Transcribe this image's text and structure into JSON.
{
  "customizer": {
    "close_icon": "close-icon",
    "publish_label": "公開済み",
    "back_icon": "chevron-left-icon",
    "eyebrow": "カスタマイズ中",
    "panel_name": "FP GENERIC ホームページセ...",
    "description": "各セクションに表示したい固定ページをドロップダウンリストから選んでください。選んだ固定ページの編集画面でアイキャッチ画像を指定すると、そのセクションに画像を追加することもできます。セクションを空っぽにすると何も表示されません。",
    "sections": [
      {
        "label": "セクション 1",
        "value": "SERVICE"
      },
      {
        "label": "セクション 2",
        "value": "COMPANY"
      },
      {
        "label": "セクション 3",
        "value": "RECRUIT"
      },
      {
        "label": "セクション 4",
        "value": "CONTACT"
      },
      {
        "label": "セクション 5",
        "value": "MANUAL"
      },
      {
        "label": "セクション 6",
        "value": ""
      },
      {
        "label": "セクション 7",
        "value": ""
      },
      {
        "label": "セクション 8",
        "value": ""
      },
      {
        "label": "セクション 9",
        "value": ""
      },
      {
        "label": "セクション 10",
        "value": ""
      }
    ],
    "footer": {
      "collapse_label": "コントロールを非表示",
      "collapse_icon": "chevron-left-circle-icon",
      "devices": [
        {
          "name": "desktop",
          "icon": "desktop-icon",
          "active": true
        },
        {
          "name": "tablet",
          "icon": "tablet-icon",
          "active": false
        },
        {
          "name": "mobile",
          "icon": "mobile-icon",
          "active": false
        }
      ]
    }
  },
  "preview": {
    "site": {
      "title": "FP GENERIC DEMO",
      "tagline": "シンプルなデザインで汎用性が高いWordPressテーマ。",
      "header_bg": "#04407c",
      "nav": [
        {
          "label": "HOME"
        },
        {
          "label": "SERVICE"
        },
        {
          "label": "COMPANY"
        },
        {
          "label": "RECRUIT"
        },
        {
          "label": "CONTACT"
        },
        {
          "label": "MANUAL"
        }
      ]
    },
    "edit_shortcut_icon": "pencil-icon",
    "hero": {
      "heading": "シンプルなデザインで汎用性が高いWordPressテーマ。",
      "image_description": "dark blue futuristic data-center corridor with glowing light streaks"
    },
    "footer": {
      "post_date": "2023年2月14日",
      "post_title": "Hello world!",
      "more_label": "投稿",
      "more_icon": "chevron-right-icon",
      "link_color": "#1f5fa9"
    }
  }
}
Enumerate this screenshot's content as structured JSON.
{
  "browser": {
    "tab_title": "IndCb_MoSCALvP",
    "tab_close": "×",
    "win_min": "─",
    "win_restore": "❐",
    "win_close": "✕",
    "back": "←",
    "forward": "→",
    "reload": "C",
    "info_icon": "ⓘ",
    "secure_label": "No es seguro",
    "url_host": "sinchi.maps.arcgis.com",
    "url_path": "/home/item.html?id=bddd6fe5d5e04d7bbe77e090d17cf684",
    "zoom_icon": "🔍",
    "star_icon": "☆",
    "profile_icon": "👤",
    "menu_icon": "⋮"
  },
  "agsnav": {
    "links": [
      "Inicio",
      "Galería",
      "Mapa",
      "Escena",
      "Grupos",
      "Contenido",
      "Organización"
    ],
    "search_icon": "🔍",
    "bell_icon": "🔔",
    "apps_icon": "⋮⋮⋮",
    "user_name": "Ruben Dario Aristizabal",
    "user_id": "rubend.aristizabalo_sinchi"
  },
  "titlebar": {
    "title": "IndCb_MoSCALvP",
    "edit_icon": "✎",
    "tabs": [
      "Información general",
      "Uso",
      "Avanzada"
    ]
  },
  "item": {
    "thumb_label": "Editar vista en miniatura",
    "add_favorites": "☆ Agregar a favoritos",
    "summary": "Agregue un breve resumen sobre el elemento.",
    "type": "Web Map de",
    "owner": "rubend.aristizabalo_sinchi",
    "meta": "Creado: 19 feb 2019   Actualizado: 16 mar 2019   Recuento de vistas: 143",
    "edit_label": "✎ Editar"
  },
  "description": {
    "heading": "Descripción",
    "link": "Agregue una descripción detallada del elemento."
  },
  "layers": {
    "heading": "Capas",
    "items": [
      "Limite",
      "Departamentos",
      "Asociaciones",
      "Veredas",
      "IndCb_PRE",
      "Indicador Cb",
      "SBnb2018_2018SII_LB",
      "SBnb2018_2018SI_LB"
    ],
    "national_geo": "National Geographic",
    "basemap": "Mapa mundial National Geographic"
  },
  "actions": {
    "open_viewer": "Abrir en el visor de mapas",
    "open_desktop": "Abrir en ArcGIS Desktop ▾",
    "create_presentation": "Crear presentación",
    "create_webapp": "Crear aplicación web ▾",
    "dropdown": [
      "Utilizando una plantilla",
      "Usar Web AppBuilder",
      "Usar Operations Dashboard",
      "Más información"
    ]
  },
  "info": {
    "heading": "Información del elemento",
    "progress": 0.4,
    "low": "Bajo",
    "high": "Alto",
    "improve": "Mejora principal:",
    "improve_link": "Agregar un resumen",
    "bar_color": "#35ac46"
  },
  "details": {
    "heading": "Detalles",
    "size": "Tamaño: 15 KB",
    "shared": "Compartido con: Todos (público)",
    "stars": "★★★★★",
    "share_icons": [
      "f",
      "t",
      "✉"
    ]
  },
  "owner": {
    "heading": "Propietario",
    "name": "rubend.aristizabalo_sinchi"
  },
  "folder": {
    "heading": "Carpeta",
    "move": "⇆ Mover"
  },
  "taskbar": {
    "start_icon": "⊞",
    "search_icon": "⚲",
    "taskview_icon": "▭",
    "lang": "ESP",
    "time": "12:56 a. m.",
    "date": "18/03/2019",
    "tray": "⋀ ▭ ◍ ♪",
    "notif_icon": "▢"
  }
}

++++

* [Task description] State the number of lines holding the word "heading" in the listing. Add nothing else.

* [Answer] 7